JERUSALEM (May. 11)
An Israeli transsexual has charmed the judges in an international song competition — but she has failed to do the same with leaders of Israel’s fervently Orthodox community.
Dana International defeated singers from 24 other countries in the annual Eurovision song contest, held this year in Birmingham, England.
Dana, who sang a tune titled “Diva,” was born Yaron Cohen — a male — and underwent a sex change operation four years ago.
But some of Israel’s fervently Orthodox community disapproved of her representing the state in the annual songfest — and the result is a flap that is the latest incident in the growing religious-secular tensions in Israel.
“It’s a sign of the bankruptcy of Israeli song,” Deputy Health Minister Shlomo Benizri told Israel Radio when asked about the singer’s victory. “God is against this phenomenon. It’s a sickness you must cure and not give legitimacy.”

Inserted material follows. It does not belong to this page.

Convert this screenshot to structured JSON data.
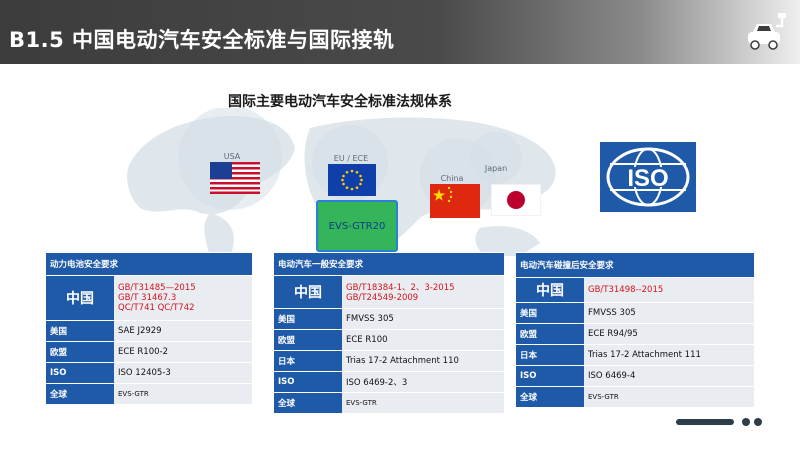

“You can put a cat’s tail on a dog, but it’s still a dog,” Jerusalem Deputy Mayor Haim Miller, of the fervently Orthodox Agudat Yisrael Party, told Israel Radio.
Eurovision tradition is that the country of the winning performer hosts the subsequent competition. But Miller said he would try to bar the contest from taking place in Israel next year.

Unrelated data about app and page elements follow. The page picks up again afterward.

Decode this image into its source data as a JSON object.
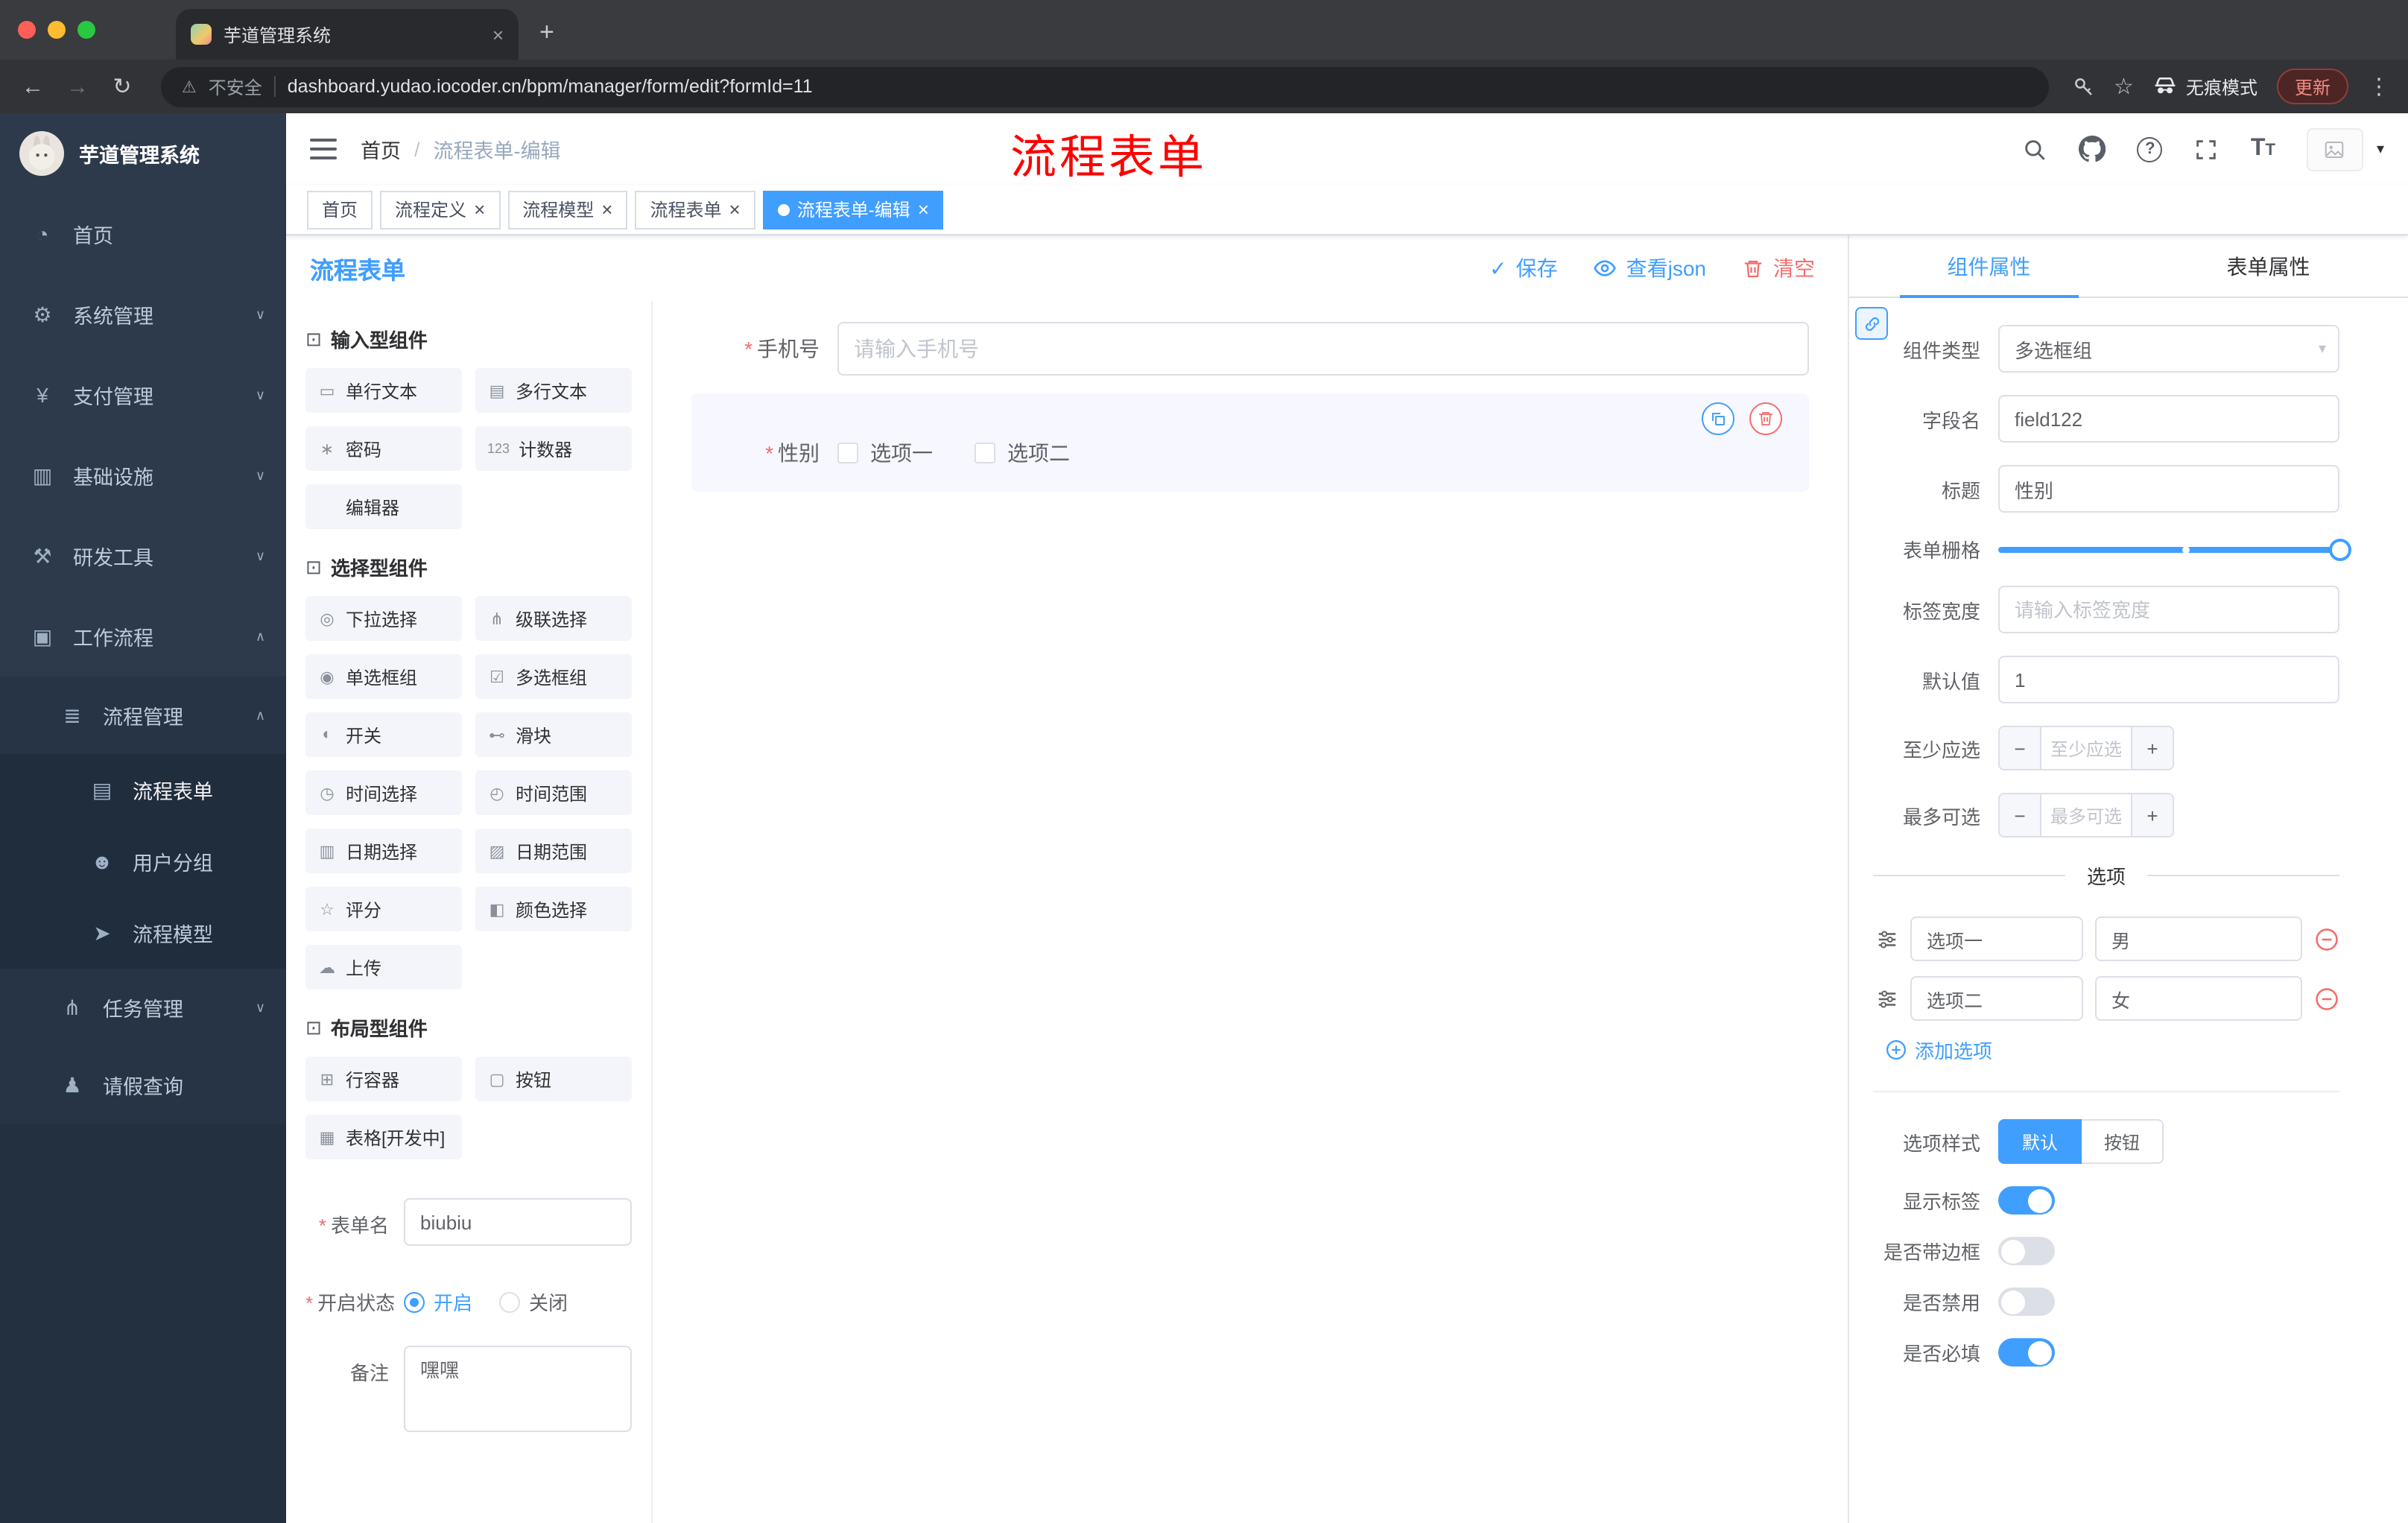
{
  "colors": {
    "primary": "#409eff",
    "danger": "#f56c6c",
    "sidebar_bg": "#2d3a4b",
    "active_tag": "#409eff",
    "annotation": "#ff0000"
  },
  "browser": {
    "tab_title": "芋道管理系统",
    "security": "不安全",
    "url": "dashboard.yudao.iocoder.cn/bpm/manager/form/edit?formId=11",
    "incognito": "无痕模式",
    "update": "更新",
    "glyphs": {
      "close": "×",
      "new_tab": "+",
      "back": "←",
      "forward": "→",
      "reload": "↻",
      "warn": "⚠",
      "star": "☆",
      "kebab": "⋮"
    }
  },
  "sidebar": {
    "app_title": "芋道管理系统",
    "items": [
      {
        "label": "首页",
        "icon": "◔",
        "arrow": ""
      },
      {
        "label": "系统管理",
        "icon": "⚙",
        "arrow": "∨"
      },
      {
        "label": "支付管理",
        "icon": "¥",
        "arrow": "∨"
      },
      {
        "label": "基础设施",
        "icon": "▥",
        "arrow": "∨"
      },
      {
        "label": "研发工具",
        "icon": "⚒",
        "arrow": "∨"
      },
      {
        "label": "工作流程",
        "icon": "▣",
        "arrow": "∧"
      },
      {
        "label": "流程管理",
        "icon": "≣",
        "arrow": "∧"
      },
      {
        "label": "流程表单",
        "icon": "▤",
        "arrow": ""
      },
      {
        "label": "用户分组",
        "icon": "☻",
        "arrow": ""
      },
      {
        "label": "流程模型",
        "icon": "➤",
        "arrow": ""
      },
      {
        "label": "任务管理",
        "icon": "⋔",
        "arrow": "∨"
      },
      {
        "label": "请假查询",
        "icon": "♟",
        "arrow": ""
      }
    ]
  },
  "header": {
    "breadcrumb_home": "首页",
    "breadcrumb_separator": "/",
    "breadcrumb_current": "流程表单-编辑",
    "annotation": "流程表单",
    "question_glyph": "?",
    "font_glyph": "T",
    "avatar_caret": "▾"
  },
  "tags": [
    {
      "label": "首页"
    },
    {
      "label": "流程定义"
    },
    {
      "label": "流程模型"
    },
    {
      "label": "流程表单"
    },
    {
      "label": "流程表单-编辑"
    }
  ],
  "tag_close_glyph": "×",
  "designer": {
    "title": "流程表单",
    "actions": {
      "save": "保存",
      "view_json": "查看json",
      "clear": "清空",
      "check_glyph": "✓"
    },
    "palette": {
      "sections": [
        {
          "title": "输入型组件",
          "icon": "⊡",
          "items": [
            {
              "label": "单行文本",
              "icon": "▭"
            },
            {
              "label": "多行文本",
              "icon": "▤"
            },
            {
              "label": "密码",
              "icon": "∗"
            },
            {
              "label": "计数器",
              "icon": "123"
            },
            {
              "label": "编辑器",
              "icon": ""
            }
          ]
        },
        {
          "title": "选择型组件",
          "icon": "⊡",
          "items": [
            {
              "label": "下拉选择",
              "icon": "◎"
            },
            {
              "label": "级联选择",
              "icon": "⋔"
            },
            {
              "label": "单选框组",
              "icon": "◉"
            },
            {
              "label": "多选框组",
              "icon": "☑"
            },
            {
              "label": "开关",
              "icon": "◐"
            },
            {
              "label": "滑块",
              "icon": "⊷"
            },
            {
              "label": "时间选择",
              "icon": "◷"
            },
            {
              "label": "时间范围",
              "icon": "◴"
            },
            {
              "label": "日期选择",
              "icon": "▥"
            },
            {
              "label": "日期范围",
              "icon": "▨"
            },
            {
              "label": "评分",
              "icon": "☆"
            },
            {
              "label": "颜色选择",
              "icon": "◧"
            },
            {
              "label": "上传",
              "icon": "☁"
            }
          ]
        },
        {
          "title": "布局型组件",
          "icon": "⊡",
          "items": [
            {
              "label": "行容器",
              "icon": "⊞"
            },
            {
              "label": "按钮",
              "icon": "▢"
            },
            {
              "label": "表格[开发中]",
              "icon": "▦"
            }
          ]
        }
      ],
      "form": {
        "name_label": "表单名",
        "name_value": "biubiu",
        "status_label": "开启状态",
        "status_on": "开启",
        "status_off": "关闭",
        "remark_label": "备注",
        "remark_value": "嘿嘿"
      }
    },
    "canvas": {
      "phone_label": "手机号",
      "phone_placeholder": "请输入手机号",
      "gender_label": "性别",
      "gender_options": [
        "选项一",
        "选项二"
      ]
    },
    "props": {
      "tab_component": "组件属性",
      "tab_form": "表单属性",
      "select_caret": "▾",
      "stepper_minus": "−",
      "stepper_plus": "+",
      "rows": {
        "type_label": "组件类型",
        "type_value": "多选框组",
        "field_label": "字段名",
        "field_value": "field122",
        "title_label": "标题",
        "title_value": "性别",
        "grid_label": "表单栅格",
        "width_label": "标签宽度",
        "width_placeholder": "请输入标签宽度",
        "default_label": "默认值",
        "default_value": "1",
        "min_label": "至少应选",
        "min_placeholder": "至少应选",
        "max_label": "最多可选",
        "max_placeholder": "最多可选",
        "options_title": "选项",
        "options": [
          {
            "label": "选项一",
            "value": "男"
          },
          {
            "label": "选项二",
            "value": "女"
          }
        ],
        "add_option": "添加选项",
        "style_label": "选项样式",
        "style_default": "默认",
        "style_button": "按钮",
        "show_label": "显示标签",
        "border_label": "是否带边框",
        "disabled_label": "是否禁用",
        "required_label": "是否必填"
      }
    }
  }
}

Israeli Prime Minister Benjamin Netanyahu said the Jewish state would take its turn in hosting the contest.
“This appears to me to be deserving of congratulations. It’s definitely an honorable achievement,” he said.
In remarks following the announcement of her victory, Dana International declared that her winning “is my gift to Israel’s 50th jubilee.”
Following the announcement of Dana’s victory, hundreds of her fans broke out in cheers and singing in Tel Aviv’s Rabin Square.
Earlier in the day, the square was the site of a protest by thousands of secular Israelis against the influence of fervently Orthodox parties in Netanyahu’s coalition.
Two weeks ago, a performance by an Israeli dance troupe at the main Independence Day event was canceled after Miller and others protested because the performance called for the dancers to strip down to their underwear.
Secular Israelis protested the cancellation of the event as an example of artistic censorship. Defenders of the cancellation said that as a state event, the gathering had to be sensitive to all public sensibilities, and that this particular piece was inappropriate.